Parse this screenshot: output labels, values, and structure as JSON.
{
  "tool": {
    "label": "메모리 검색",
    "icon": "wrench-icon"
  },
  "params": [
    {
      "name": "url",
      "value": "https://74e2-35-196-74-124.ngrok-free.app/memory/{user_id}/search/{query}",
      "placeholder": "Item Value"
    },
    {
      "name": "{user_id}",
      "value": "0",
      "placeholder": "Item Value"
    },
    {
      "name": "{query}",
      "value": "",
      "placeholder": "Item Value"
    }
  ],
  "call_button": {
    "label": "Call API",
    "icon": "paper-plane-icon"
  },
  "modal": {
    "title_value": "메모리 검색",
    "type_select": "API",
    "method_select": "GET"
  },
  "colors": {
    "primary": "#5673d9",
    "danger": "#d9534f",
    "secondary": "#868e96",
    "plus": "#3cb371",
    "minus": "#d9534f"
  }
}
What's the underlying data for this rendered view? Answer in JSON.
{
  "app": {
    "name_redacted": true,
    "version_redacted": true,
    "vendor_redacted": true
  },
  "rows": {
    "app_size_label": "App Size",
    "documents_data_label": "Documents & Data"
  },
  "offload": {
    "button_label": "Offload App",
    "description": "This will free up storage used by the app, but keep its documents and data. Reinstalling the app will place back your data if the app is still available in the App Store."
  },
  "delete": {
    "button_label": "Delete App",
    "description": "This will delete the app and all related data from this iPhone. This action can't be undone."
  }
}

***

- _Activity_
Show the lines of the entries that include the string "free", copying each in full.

- _Result below_
      "value": "https://74e2-35-196-74-124.ngrok-free.app/memory/{user_id}/search/{query}",
    "description": "This will free up storage used by the app, but keep its documents and data. Reinstalling the app will place back your data if the app is still available in the App Store."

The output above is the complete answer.